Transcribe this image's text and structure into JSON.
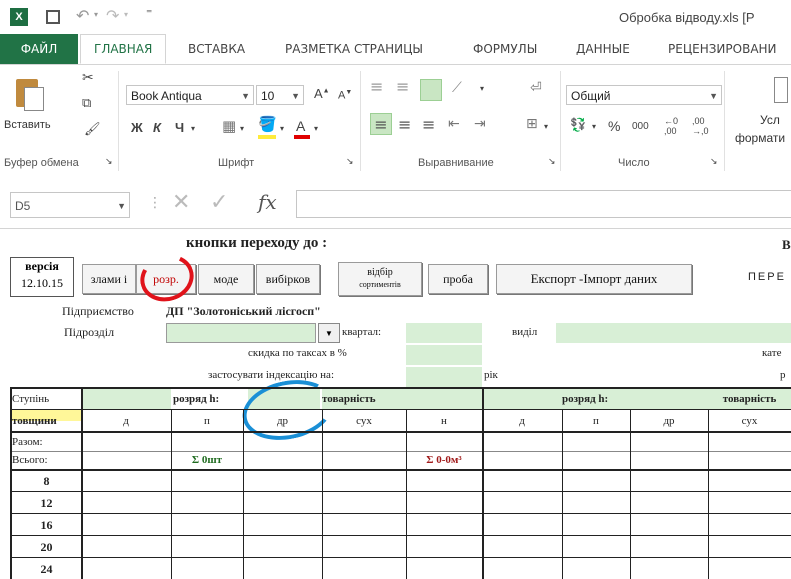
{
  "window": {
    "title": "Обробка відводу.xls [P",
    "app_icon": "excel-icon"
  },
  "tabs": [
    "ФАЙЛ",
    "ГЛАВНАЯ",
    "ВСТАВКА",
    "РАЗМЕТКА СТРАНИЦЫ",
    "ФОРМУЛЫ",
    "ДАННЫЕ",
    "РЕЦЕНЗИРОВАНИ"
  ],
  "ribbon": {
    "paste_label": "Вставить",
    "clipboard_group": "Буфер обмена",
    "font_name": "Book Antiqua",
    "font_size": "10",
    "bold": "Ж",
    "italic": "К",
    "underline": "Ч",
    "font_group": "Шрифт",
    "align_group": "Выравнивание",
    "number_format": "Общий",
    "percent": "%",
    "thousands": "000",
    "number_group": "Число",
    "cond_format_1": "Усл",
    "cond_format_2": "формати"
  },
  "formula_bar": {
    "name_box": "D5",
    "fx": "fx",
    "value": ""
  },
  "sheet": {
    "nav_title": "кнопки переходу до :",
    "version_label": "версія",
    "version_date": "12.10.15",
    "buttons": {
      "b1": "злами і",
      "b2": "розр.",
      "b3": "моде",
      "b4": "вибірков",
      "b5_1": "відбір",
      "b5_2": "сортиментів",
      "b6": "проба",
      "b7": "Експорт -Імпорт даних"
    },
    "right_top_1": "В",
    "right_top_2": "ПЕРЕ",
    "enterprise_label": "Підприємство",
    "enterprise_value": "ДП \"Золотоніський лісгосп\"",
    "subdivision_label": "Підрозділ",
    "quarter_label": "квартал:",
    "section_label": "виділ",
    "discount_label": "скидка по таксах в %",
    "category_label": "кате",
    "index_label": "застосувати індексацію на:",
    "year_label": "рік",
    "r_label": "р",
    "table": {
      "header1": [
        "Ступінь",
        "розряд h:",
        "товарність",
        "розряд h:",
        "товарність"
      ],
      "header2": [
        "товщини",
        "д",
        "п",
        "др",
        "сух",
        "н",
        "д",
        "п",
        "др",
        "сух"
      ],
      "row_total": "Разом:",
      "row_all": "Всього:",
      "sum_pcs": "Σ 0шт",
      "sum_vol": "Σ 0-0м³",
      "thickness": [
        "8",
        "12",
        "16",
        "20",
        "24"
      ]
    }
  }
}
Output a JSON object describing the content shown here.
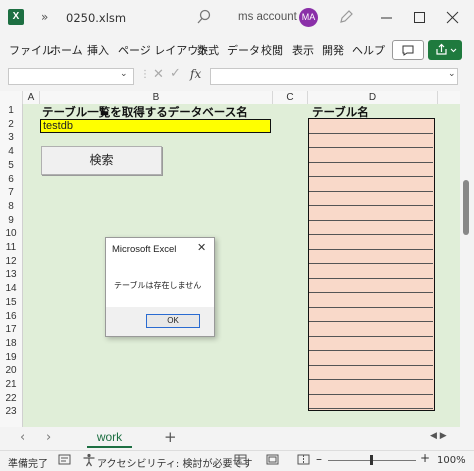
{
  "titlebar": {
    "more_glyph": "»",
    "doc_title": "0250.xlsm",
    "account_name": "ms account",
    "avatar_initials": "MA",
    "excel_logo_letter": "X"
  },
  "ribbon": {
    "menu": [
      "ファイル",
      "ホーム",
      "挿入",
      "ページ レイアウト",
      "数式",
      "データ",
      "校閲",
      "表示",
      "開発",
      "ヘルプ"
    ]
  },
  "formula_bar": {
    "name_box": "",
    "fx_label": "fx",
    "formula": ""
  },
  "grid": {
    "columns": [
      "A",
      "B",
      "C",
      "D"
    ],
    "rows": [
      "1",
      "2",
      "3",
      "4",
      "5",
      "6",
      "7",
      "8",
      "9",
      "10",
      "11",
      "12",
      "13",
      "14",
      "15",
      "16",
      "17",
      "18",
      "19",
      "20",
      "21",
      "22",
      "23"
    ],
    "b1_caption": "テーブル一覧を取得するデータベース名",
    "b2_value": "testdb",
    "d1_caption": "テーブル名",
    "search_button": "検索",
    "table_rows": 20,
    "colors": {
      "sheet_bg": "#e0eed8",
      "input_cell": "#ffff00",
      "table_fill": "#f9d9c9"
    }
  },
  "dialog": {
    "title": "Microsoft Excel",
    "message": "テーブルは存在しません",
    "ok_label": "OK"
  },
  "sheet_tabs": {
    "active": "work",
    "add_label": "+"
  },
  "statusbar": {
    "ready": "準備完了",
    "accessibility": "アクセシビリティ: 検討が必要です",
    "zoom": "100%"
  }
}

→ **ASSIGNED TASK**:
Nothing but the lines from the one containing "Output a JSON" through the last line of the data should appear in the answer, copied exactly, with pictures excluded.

→ **RESULT FOR THIS EXERCISE**:
Output a JSON object describing the content shown here.
{
  "titlebar": {
    "more_glyph": "»",
    "doc_title": "0250.xlsm",
    "account_name": "ms account",
    "avatar_initials": "MA",
    "excel_logo_letter": "X"
  },
  "ribbon": {
    "menu": [
      "ファイル",
      "ホーム",
      "挿入",
      "ページ レイアウト",
      "数式",
      "データ",
      "校閲",
      "表示",
      "開発",
      "ヘルプ"
    ]
  },
  "formula_bar": {
    "name_box": "",
    "fx_label": "fx",
    "formula": ""
  },
  "grid": {
    "columns": [
      "A",
      "B",
      "C",
      "D"
    ],
    "rows": [
      "1",
      "2",
      "3",
      "4",
      "5",
      "6",
      "7",
      "8",
      "9",
      "10",
      "11",
      "12",
      "13",
      "14",
      "15",
      "16",
      "17",
      "18",
      "19",
      "20",
      "21",
      "22",
      "23"
    ],
    "b1_caption": "テーブル一覧を取得するデータベース名",
    "b2_value": "testdb",
    "d1_caption": "テーブル名",
    "search_button": "検索",
    "table_rows": 20,
    "colors": {
      "sheet_bg": "#e0eed8",
      "input_cell": "#ffff00",
      "table_fill": "#f9d9c9"
    }
  },
  "dialog": {
    "title": "Microsoft Excel",
    "message": "テーブルは存在しません",
    "ok_label": "OK"
  },
  "sheet_tabs": {
    "active": "work",
    "add_label": "+"
  },
  "statusbar": {
    "ready": "準備完了",
    "accessibility": "アクセシビリティ: 検討が必要です",
    "zoom": "100%"
  }
}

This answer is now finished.